The case for *p* = 2 is obvious (1+*i* is prime since its norm is 2, a prime). For odd *p*, we have

Now this ring is a domain if and only if has no solution. From theory of quadratic residues, this holds if and only if . For , we have

for distinct *u*, *v* modulo *p*. On the RHS ring we have ; hence in the original ring *A* we have since *X* corresponds to *i*. And since *A* is a PID, we have for primes which are not associates. ♦

# Summary

We have thus shown the following in this article and the previous.

- To ensure factoring terminates after finitely many steps, we need a.c.c. on the principal ideals of
*A*. - Assuming a.c.c. on principal ideals,
*A*is a UFD if and only if all irreducibles in*A*are prime*.* - If
*A*is a PID, then it satisfies a.c.c. on principal ideals*and*is a UFD. - If
*A*has an Euclidean function, then it is a PID and Euclidean algorithm allows us to compute, for any , their gcd such that .

## Exercises

1. Find all solutions to in each of the following cases:

*x*,*y*are any integers;*x*>*y*are coprime positive integers.

Note: since the numbers are rather large, the reader is advised to work in Python.

[Hint: is the norm of .]

2. Prove that the norm function is Euclidean for the following rings:

[Hint for the last case: this diagram may help.]

3. Fill in the gaps in the solution to the sample problem in the previous article.

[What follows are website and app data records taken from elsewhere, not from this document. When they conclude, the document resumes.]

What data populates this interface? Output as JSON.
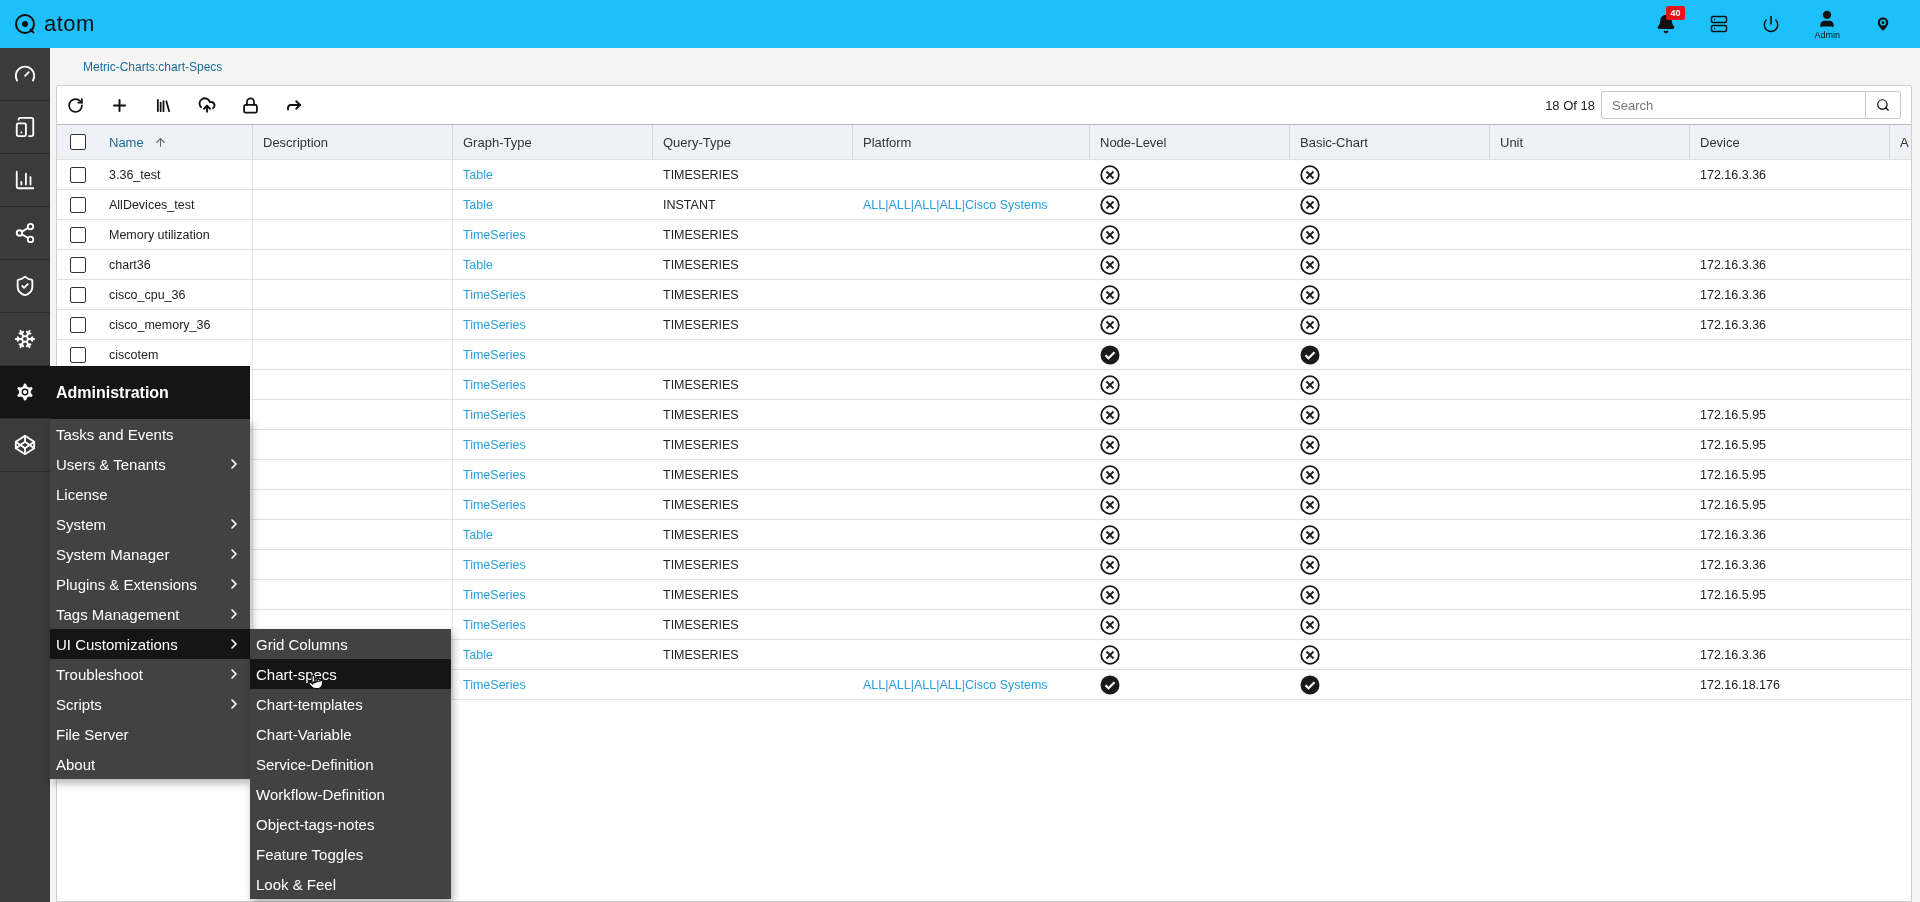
{
  "top_bar": {
    "logo": "atom",
    "notification_count": "40",
    "user_label": "Admin"
  },
  "breadcrumb": "Metric-Charts:chart-Specs",
  "toolbar": {
    "record_count": "18 Of 18",
    "search": {
      "placeholder": "Search"
    }
  },
  "table": {
    "select_all": {
      "checked": false
    },
    "columns": [
      {
        "label": "Name",
        "sorted": true
      },
      {
        "label": "Description",
        "sorted": false
      },
      {
        "label": "Graph-Type",
        "sorted": false
      },
      {
        "label": "Query-Type",
        "sorted": false
      },
      {
        "label": "Platform",
        "sorted": false
      },
      {
        "label": "Node-Level",
        "sorted": false
      },
      {
        "label": "Basic-Chart",
        "sorted": false
      },
      {
        "label": "Unit",
        "sorted": false
      },
      {
        "label": "Device",
        "sorted": false
      },
      {
        "label": "A",
        "sorted": false
      }
    ],
    "rows": [
      {
        "checked": false,
        "name": "3.36_test",
        "graph_type": "Table",
        "query_type": "TIMESERIES",
        "node_level": false,
        "basic_chart": false,
        "device": "172.16.3.36"
      },
      {
        "checked": false,
        "name": "AllDevices_test",
        "graph_type": "Table",
        "query_type": "INSTANT",
        "platform": "ALL|ALL|ALL|ALL|Cisco Systems",
        "node_level": false,
        "basic_chart": false
      },
      {
        "checked": false,
        "name": "Memory utilization",
        "graph_type": "TimeSeries",
        "query_type": "TIMESERIES",
        "node_level": false,
        "basic_chart": false
      },
      {
        "checked": false,
        "name": "chart36",
        "graph_type": "Table",
        "query_type": "TIMESERIES",
        "node_level": false,
        "basic_chart": false,
        "device": "172.16.3.36"
      },
      {
        "checked": false,
        "name": "cisco_cpu_36",
        "graph_type": "TimeSeries",
        "query_type": "TIMESERIES",
        "node_level": false,
        "basic_chart": false,
        "device": "172.16.3.36"
      },
      {
        "checked": false,
        "name": "cisco_memory_36",
        "graph_type": "TimeSeries",
        "query_type": "TIMESERIES",
        "node_level": false,
        "basic_chart": false,
        "device": "172.16.3.36"
      },
      {
        "checked": false,
        "name": "ciscotem",
        "graph_type": "TimeSeries",
        "node_level": true,
        "basic_chart": true
      },
      {
        "graph_type": "TimeSeries",
        "query_type": "TIMESERIES",
        "node_level": false,
        "basic_chart": false
      },
      {
        "graph_type": "TimeSeries",
        "query_type": "TIMESERIES",
        "node_level": false,
        "basic_chart": false,
        "device": "172.16.5.95"
      },
      {
        "graph_type": "TimeSeries",
        "query_type": "TIMESERIES",
        "node_level": false,
        "basic_chart": false,
        "device": "172.16.5.95"
      },
      {
        "graph_type": "TimeSeries",
        "query_type": "TIMESERIES",
        "node_level": false,
        "basic_chart": false,
        "device": "172.16.5.95"
      },
      {
        "graph_type": "TimeSeries",
        "query_type": "TIMESERIES",
        "node_level": false,
        "basic_chart": false,
        "device": "172.16.5.95"
      },
      {
        "graph_type": "Table",
        "query_type": "TIMESERIES",
        "node_level": false,
        "basic_chart": false,
        "device": "172.16.3.36"
      },
      {
        "graph_type": "TimeSeries",
        "query_type": "TIMESERIES",
        "node_level": false,
        "basic_chart": false,
        "device": "172.16.3.36"
      },
      {
        "graph_type": "TimeSeries",
        "query_type": "TIMESERIES",
        "node_level": false,
        "basic_chart": false,
        "device": "172.16.5.95"
      },
      {
        "graph_type": "TimeSeries",
        "query_type": "TIMESERIES",
        "node_level": false,
        "basic_chart": false
      },
      {
        "graph_type": "Table",
        "query_type": "TIMESERIES",
        "node_level": false,
        "basic_chart": false,
        "device": "172.16.3.36"
      },
      {
        "graph_type": "TimeSeries",
        "platform": "ALL|ALL|ALL|ALL|Cisco Systems",
        "node_level": true,
        "basic_chart": true,
        "device": "172.16.18.176"
      }
    ]
  },
  "admin_menu": {
    "title": "Administration",
    "items": [
      {
        "label": "Tasks and Events",
        "has_submenu": false,
        "selected": false
      },
      {
        "label": "Users & Tenants",
        "has_submenu": true,
        "selected": false
      },
      {
        "label": "License",
        "has_submenu": false,
        "selected": false
      },
      {
        "label": "System",
        "has_submenu": true,
        "selected": false
      },
      {
        "label": "System Manager",
        "has_submenu": true,
        "selected": false
      },
      {
        "label": "Plugins & Extensions",
        "has_submenu": true,
        "selected": false
      },
      {
        "label": "Tags Management",
        "has_submenu": true,
        "selected": false
      },
      {
        "label": "UI Customizations",
        "has_submenu": true,
        "selected": true
      },
      {
        "label": "Troubleshoot",
        "has_submenu": true,
        "selected": false
      },
      {
        "label": "Scripts",
        "has_submenu": true,
        "selected": false
      },
      {
        "label": "File Server",
        "has_submenu": false,
        "selected": false
      },
      {
        "label": "About",
        "has_submenu": false,
        "selected": false
      }
    ],
    "submenu": [
      {
        "label": "Grid Columns",
        "selected": false
      },
      {
        "label": "Chart-specs",
        "selected": true
      },
      {
        "label": "Chart-templates",
        "selected": false
      },
      {
        "label": "Chart-Variable",
        "selected": false
      },
      {
        "label": "Service-Definition",
        "selected": false
      },
      {
        "label": "Workflow-Definition",
        "selected": false
      },
      {
        "label": "Object-tags-notes",
        "selected": false
      },
      {
        "label": "Feature Toggles",
        "selected": false
      },
      {
        "label": "Look & Feel",
        "selected": false
      }
    ]
  }
}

4. (**Hard**) Solve for positive integers *x* and *n*.

5. Write a Python program to compute the Euclidean algorithm in .